4. Send a completed Supplemental Money-Earning Permission Request Form and the budget work sheet the girls created to the Troop Consultant at least four weeks before the project. The Troop Consultant will verify participation in product sales and ensure there are not conflicts with service unit or council events. Once the request has been reviewed, you will be notified of the approval decision by the Troop Consultant/service unit team. If any part of the project does not meet guidelines, you will be notified by the Troop Consultant/service unit. All money earned from supplemental money-earning projects must be recorded on the troop finance report.
5. It is recommended that a troop/group has no more than one money-earning project a year (in addition to the council-sponsored product programs) unless it is raising money for a Take Action project or to go to Juliette Low’s Birthplace in Savannah, a World Center, or another major trip with a defined purpose and budget.
6. Troops and Groups are encouraged to participate in council product sales as their primary money-earning activity. Group money-earning shouldn’t occur during GSWCF Fall product delivery time or during cookie booth sale period. Exceptions include troops or groups facilitating service unit events or badge/Journey earning workshops.
Some frequently asked questions regarding finances:
Q. Are troops tax exempt?
A. No. Although Girl Scouts of West Central Florida is a tax exempt 501(c) (3) corporation, Florida law prohibits Girl Scout troops to use the council’s tax exempt number to avoid paying sales tax.
Q. What do we do if we don’t have enough money to carry out our
A. Girls should be informed when money is deposited to and withdrawn from their account. Periodically, girls may need to review their plans and set more realistic goals.
Q. How are dues handled?
A. Girls can set dues to help meet their budget. These typically range from $1 to $5 per meeting.

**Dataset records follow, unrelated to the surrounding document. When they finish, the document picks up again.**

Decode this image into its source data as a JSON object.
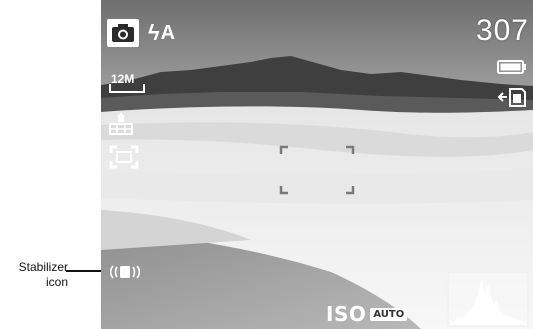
{
  "annotation": {
    "label_line1": "Stabilizer",
    "label_line2": "icon"
  },
  "camera": {
    "shots_remaining": "307",
    "flash_mode": "A",
    "image_size": "12M",
    "iso_label": "ISO",
    "iso_value": "AUTO",
    "battery_level": 1.0,
    "icons": {
      "mode": "camera-icon",
      "flash": "flash-bolt-icon",
      "size": "image-size-icon",
      "battery": "battery-icon",
      "storage": "memory-card-icon",
      "quality": "quality-icon",
      "af": "autofocus-icon",
      "stabilizer": "stabilizer-icon",
      "histogram": "histogram-icon"
    }
  }
}
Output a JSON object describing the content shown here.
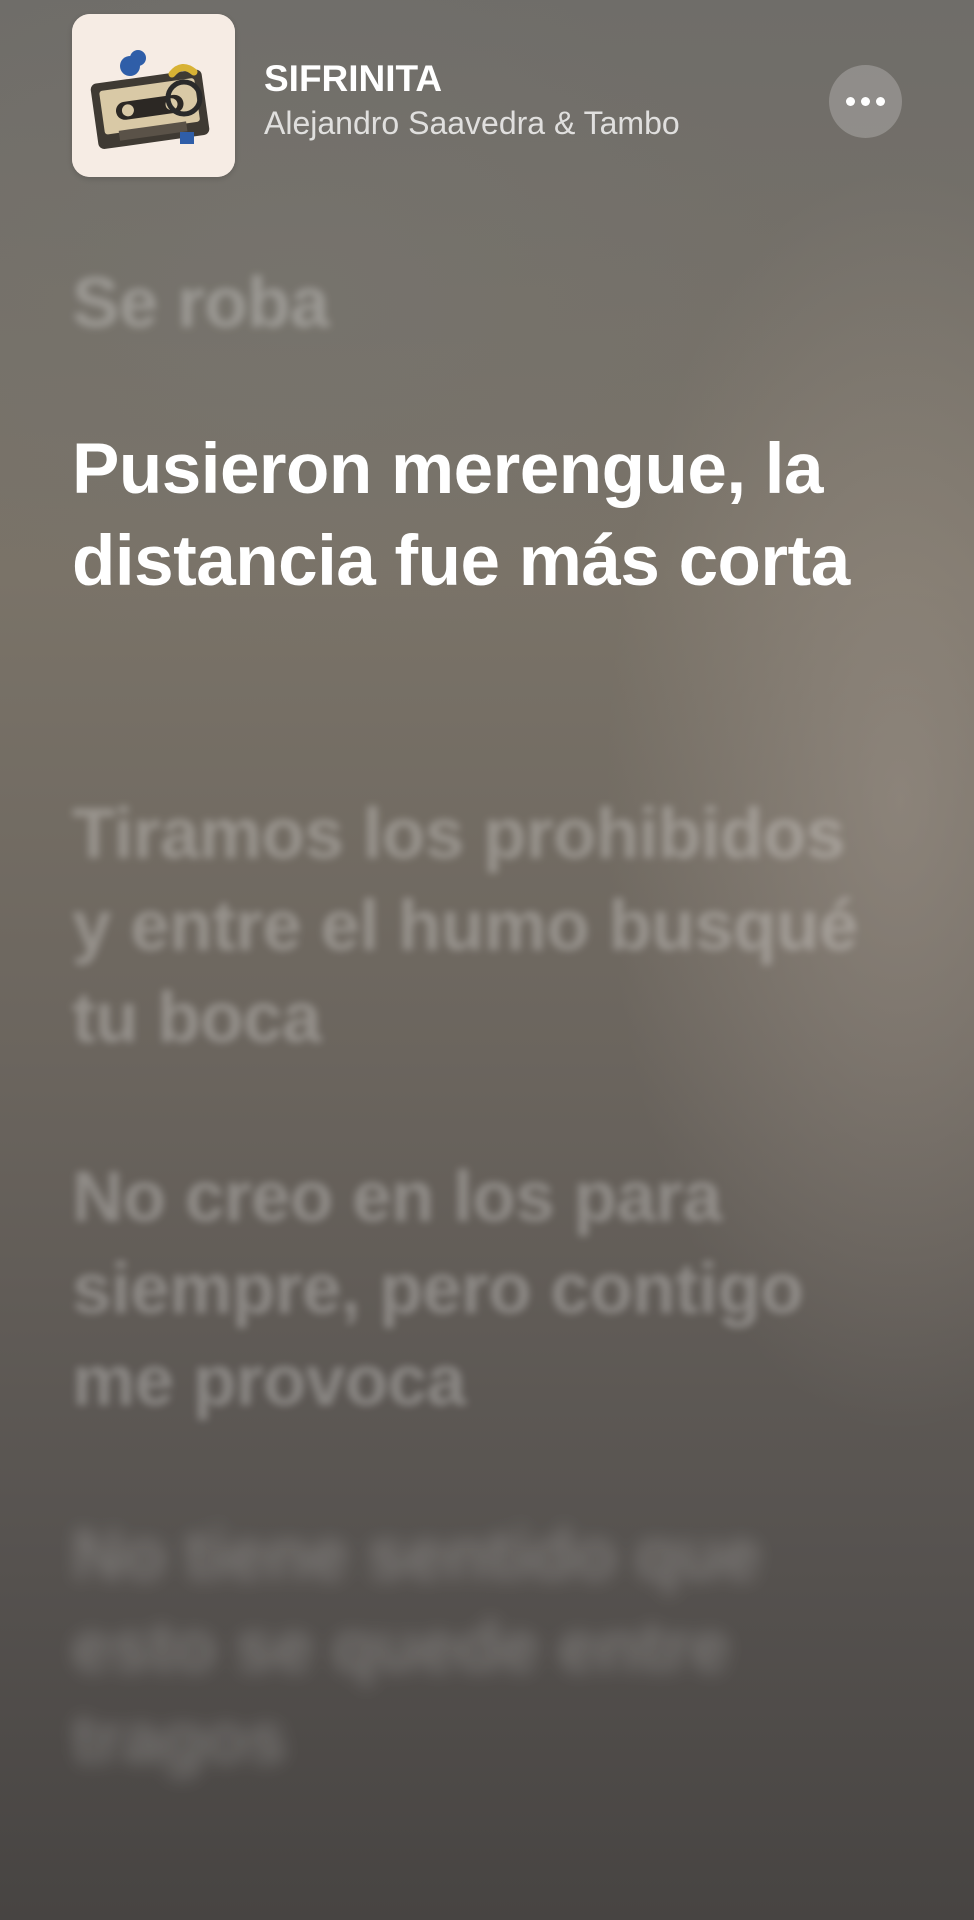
{
  "now_playing": {
    "title": "SIFRINITA",
    "artist": "Alejandro Saavedra & Tambo",
    "artwork_icon": "album-art-cassette",
    "more_icon": "ellipsis-icon"
  },
  "lyrics": {
    "lines": [
      "Se roba",
      "Pusieron merengue, la distancia fue más corta",
      "Tiramos los prohibidos y entre el humo busqué tu boca",
      "No creo en los para siempre, pero contigo me provoca",
      "No tiene sentido que esto se quede entre tragos"
    ],
    "active_index": 1
  },
  "colors": {
    "active_text": "#ffffff",
    "inactive_text": "rgba(255,255,255,0.28)",
    "background_top": "#6f6d69",
    "background_bottom": "#474442"
  }
}
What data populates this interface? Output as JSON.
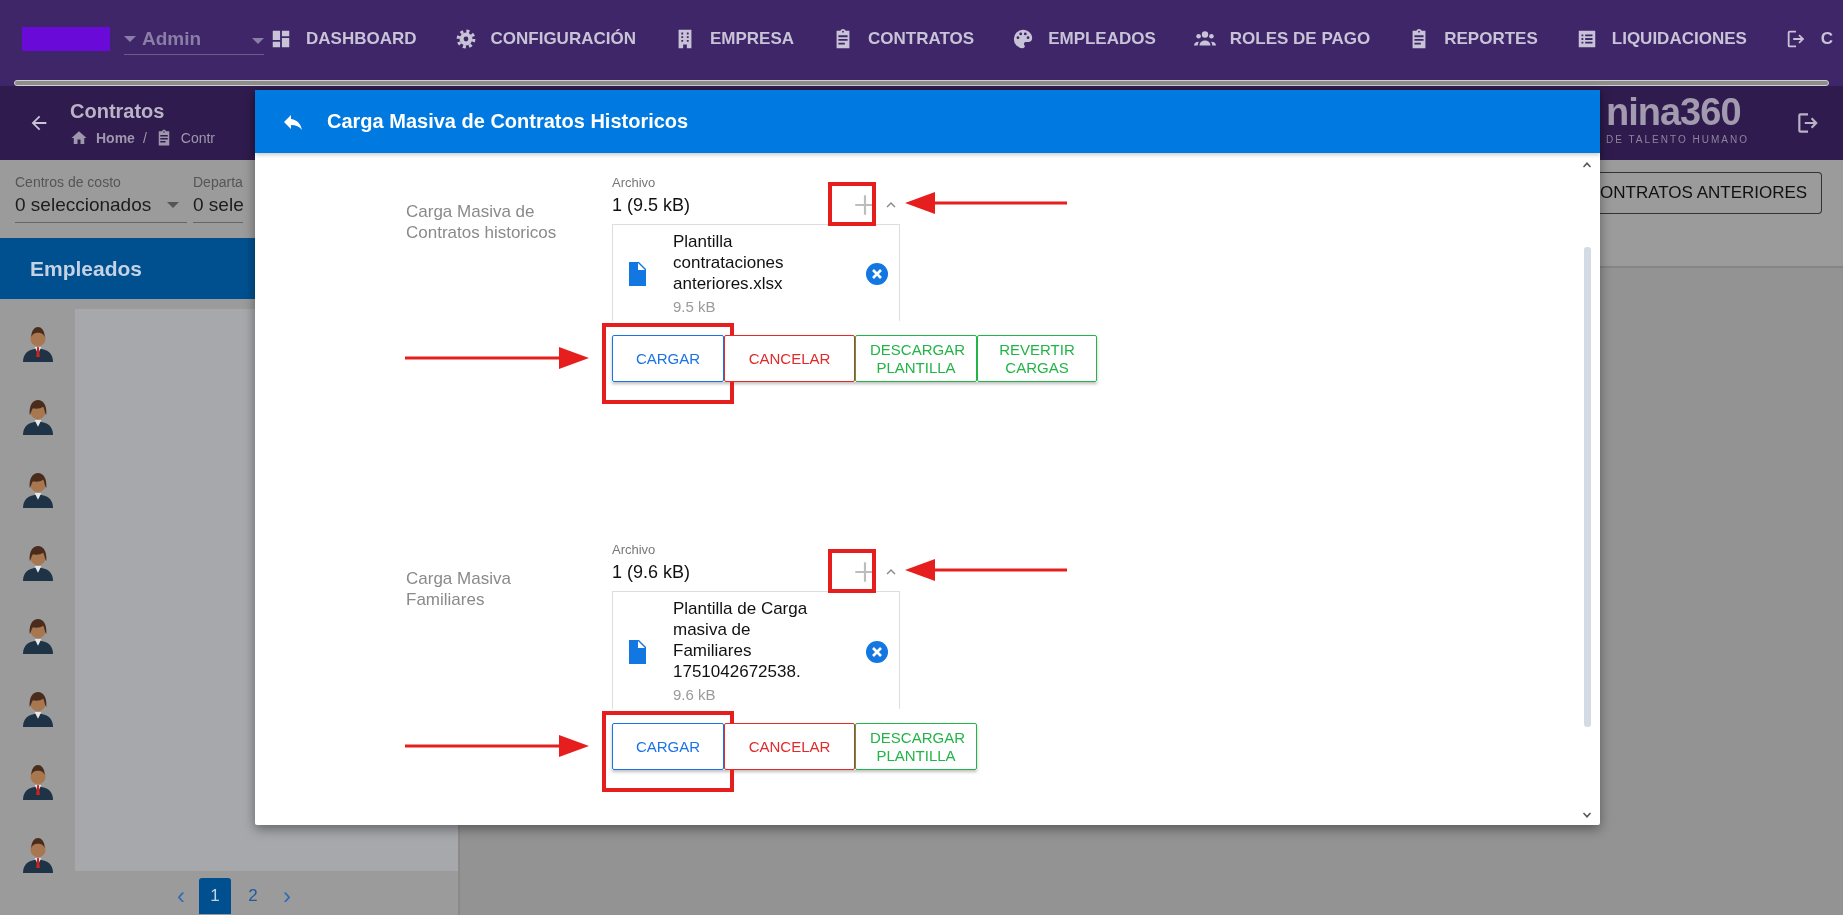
{
  "top_nav": {
    "user": "Admin",
    "items": [
      {
        "label": "DASHBOARD"
      },
      {
        "label": "CONFIGURACIÓN"
      },
      {
        "label": "EMPRESA"
      },
      {
        "label": "CONTRATOS"
      },
      {
        "label": "EMPLEADOS"
      },
      {
        "label": "ROLES DE PAGO"
      },
      {
        "label": "REPORTES"
      },
      {
        "label": "LIQUIDACIONES"
      },
      {
        "label": "C"
      }
    ]
  },
  "header": {
    "title": "Contratos",
    "breadcrumb": [
      "Home",
      "Contr"
    ],
    "breadcrumb_separator": "/",
    "logo": "nina360",
    "logo_tagline": "DE TALENTO HUMANO"
  },
  "filters": [
    {
      "label": "Centros de costo",
      "value": "0 seleccionados"
    },
    {
      "label": "Departa",
      "value": "0 sele"
    }
  ],
  "employees_panel": {
    "title": "Empleados",
    "employees": [
      {
        "kind": "male"
      },
      {
        "kind": "female"
      },
      {
        "kind": "female"
      },
      {
        "kind": "female"
      },
      {
        "kind": "female"
      },
      {
        "kind": "female"
      },
      {
        "kind": "male"
      },
      {
        "kind": "male"
      }
    ],
    "pagination": [
      {
        "label": "‹",
        "kind": "arrow",
        "selected": false
      },
      {
        "label": "1",
        "kind": "page",
        "selected": true
      },
      {
        "label": "2",
        "kind": "page",
        "selected": false
      },
      {
        "label": "›",
        "kind": "arrow",
        "selected": false
      }
    ]
  },
  "right_button": "ONTRATOS ANTERIORES",
  "modal": {
    "title": "Carga Masiva de Contratos Historicos",
    "sections": [
      {
        "label": "Carga Masiva de Contratos historicos",
        "field_label": "Archivo",
        "value": "1 (9.5 kB)",
        "add_highlighted": true,
        "files": [
          {
            "name": "Plantilla contrataciones anteriores.xlsx",
            "size": "9.5 kB"
          }
        ],
        "buttons": [
          {
            "label": "CARGAR",
            "kind": "primary",
            "highlighted": true
          },
          {
            "label": "CANCELAR",
            "kind": "danger",
            "highlighted": false
          },
          {
            "label": "DESCARGAR PLANTILLA",
            "kind": "success",
            "highlighted": false
          },
          {
            "label": "REVERTIR CARGAS",
            "kind": "success",
            "highlighted": false
          }
        ]
      },
      {
        "label": "Carga Masiva Familiares",
        "field_label": "Archivo",
        "value": "1 (9.6 kB)",
        "add_highlighted": true,
        "files": [
          {
            "name": "Plantilla de Carga masiva de Familiares 1751042672538.",
            "size": "9.6 kB"
          }
        ],
        "buttons": [
          {
            "label": "CARGAR",
            "kind": "primary",
            "highlighted": true
          },
          {
            "label": "CANCELAR",
            "kind": "danger",
            "highlighted": false
          },
          {
            "label": "DESCARGAR PLANTILLA",
            "kind": "success",
            "highlighted": false
          }
        ]
      }
    ]
  }
}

Q. How do we finance uniforms, badges and patches, and/or
A. Girls should decide if they wish to finance these items from the troop treasury. If not, parents have the choice of purchasing them.
Q. What are some examples of an appropriate troop/group
A. Some things that a group might choose to spend money on include annual membership registration fees, program and activity fees, camping and trip expenses, creative hands-on project supplies, service and take-action projects, awards and ceremonies, trip expenses for adults needed to satisfy the girl-adult supervision ratio or specialty consultants, donations to sponsor a Gold Award project, charitable organization, or donations to the Juliette Gordon Low World Friendship Fund. GSWCF strongly encourages troops to use troop funds to renew girls’ memberships for the following year.
Q. What are some examples of an inappropriate troop/group
A. Inappropriate expenses might include personal expenses during troop/group activities, trip expenses for adults not required to meet the girl-adult supervision ratio, annual passes to theme parks, or donations to individuals for personal use.